News

Actions

Feds accuse Virginia husband and wife of massive steroid production operation

Posted at 1:41 PM, Dec 23, 2020

CLAREMONT, Va. - Federal prosecutors are accusing a husband and wife of running a massive illegal steroid operation out of our region.

Michael and Laura Lambert were arrested on December 15 and taken to the Western Tidewater Regional Jail.

Court documents reveal details what federal prosecutors are calling a massive production and distribution operation of anabolic steroids.

The illegal drugs are synthetic variations of the male sex hormone testosterone, according to the National Institute of Drug Abuse. They said some common names for anabolic steroids are Gear, Juice, Roids and Stackers.

The operation was most recently based in Claremont, Virginia, from March until July. It states they were located at a home on the 3800 block of Spring Grove Avenue, but previously operated out of a home in Hanover, Virginia, and before that Pennsylvania, according to the indictment.

It accuses Michael Lambert of being the lead chemist and running the operation. Laura Lambert is accused of labeling the steroids and handling the money, according to the indictment.

The raw materials were ordered from China, then the steroids were produced in Virginia and sold to wholesalers in Texas and Florida, according to the indictment.

It states the business was called “Integrity Labs” and marketed on an internet bodybuilding forum called “Hardcore Underground”.

Records indicate they would send an average of 10 to 15 packages through the mail a day.

They accuse Michael Lambert of using the alias Christopher DeCamillo to allegedly avoid detection. He is are also facing charges for being a felon with guns and allegedly having an unregistered silencer.

Crime analyst and former detective Richard James said creating drugs from raw materials from China is dangerous.

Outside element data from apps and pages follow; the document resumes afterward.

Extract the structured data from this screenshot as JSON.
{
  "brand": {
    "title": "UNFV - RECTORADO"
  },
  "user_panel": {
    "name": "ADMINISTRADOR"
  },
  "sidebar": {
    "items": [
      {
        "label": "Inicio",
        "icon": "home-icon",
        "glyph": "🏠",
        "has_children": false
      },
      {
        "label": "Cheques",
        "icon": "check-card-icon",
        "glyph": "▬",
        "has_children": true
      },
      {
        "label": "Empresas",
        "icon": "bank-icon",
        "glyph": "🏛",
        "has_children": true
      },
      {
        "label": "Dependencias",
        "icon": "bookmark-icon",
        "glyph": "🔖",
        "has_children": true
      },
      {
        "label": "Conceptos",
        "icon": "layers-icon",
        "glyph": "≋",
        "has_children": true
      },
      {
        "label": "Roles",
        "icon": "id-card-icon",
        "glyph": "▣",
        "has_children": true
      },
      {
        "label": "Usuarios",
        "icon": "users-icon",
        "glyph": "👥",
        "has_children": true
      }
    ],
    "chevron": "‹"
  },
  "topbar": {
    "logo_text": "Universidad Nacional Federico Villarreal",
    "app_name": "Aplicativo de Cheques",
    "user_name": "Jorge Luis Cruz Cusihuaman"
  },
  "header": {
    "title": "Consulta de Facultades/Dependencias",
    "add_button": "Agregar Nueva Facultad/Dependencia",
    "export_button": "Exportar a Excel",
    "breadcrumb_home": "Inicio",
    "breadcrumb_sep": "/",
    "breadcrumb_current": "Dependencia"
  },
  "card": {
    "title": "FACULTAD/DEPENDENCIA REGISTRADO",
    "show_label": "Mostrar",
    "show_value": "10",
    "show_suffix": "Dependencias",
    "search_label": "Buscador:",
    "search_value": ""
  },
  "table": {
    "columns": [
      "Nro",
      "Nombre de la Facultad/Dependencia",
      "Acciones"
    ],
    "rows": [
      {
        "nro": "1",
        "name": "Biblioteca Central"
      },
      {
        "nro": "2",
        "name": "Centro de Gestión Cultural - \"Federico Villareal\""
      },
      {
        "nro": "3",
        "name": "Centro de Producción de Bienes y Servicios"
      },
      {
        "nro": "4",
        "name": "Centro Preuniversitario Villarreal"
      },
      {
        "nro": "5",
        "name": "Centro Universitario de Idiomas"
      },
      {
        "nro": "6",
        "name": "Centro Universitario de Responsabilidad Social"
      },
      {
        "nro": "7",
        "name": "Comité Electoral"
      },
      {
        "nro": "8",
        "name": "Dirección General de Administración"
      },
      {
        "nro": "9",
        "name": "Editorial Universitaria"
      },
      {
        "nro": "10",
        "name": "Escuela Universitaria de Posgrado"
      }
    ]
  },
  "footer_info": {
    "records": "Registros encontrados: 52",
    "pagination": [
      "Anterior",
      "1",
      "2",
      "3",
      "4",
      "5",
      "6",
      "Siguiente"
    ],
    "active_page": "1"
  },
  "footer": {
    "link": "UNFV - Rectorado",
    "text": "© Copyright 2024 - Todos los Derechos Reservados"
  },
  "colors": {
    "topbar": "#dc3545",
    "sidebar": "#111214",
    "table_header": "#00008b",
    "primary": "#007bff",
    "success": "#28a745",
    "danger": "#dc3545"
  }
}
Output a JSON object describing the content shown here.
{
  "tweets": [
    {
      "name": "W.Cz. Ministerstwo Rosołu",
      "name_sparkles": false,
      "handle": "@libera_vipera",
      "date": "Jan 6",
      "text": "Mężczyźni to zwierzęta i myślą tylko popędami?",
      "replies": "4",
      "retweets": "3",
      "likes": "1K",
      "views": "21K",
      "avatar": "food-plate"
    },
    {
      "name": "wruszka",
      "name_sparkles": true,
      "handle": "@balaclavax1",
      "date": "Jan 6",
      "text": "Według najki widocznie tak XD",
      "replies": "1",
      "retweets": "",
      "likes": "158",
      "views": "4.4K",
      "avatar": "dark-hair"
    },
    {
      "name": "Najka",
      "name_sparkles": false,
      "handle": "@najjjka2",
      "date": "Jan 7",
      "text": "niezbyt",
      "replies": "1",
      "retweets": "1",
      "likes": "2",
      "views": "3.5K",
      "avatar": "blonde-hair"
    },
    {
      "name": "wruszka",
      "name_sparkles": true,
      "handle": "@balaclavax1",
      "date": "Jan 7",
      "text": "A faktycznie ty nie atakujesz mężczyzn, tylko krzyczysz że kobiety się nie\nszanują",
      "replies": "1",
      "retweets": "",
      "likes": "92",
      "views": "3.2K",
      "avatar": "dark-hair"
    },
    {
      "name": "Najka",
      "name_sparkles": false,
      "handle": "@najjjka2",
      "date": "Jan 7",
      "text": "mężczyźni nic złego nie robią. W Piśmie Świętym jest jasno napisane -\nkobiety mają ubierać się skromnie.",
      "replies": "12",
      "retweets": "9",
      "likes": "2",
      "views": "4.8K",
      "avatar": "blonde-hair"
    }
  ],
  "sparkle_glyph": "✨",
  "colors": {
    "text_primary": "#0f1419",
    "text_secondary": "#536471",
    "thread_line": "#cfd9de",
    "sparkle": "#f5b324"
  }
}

“if you're going to inject something into your veins or take something by mouth and you don't know what you're getting, it could be something that is very, very dangerous, it can kill you immediately, it can cause a stroke,” James said. “Our government system is supposed to protect society from all dangers, and this is a danger to society.”

Documents state that proceeds from the sales went to buy luxury cars, a horse, jewelry and other items, along with more raw materials. When authorities searched the home in July, they said they found two guns, suppressors, $100,000 in assets, $4,600 in cash, a 2015 Maserati and 2015 BMW.

There were several other unidentified suspects in the indictment who allegedly helped with different parts of the operation.

Both defendants have entered a not guilty plea, according to court documents. Their charges include drug possession and distribution, gun charges and money laundering.

We reached out to the attorneys for both defendants, but they declined to comment on the case.

The next court hearing is in early January.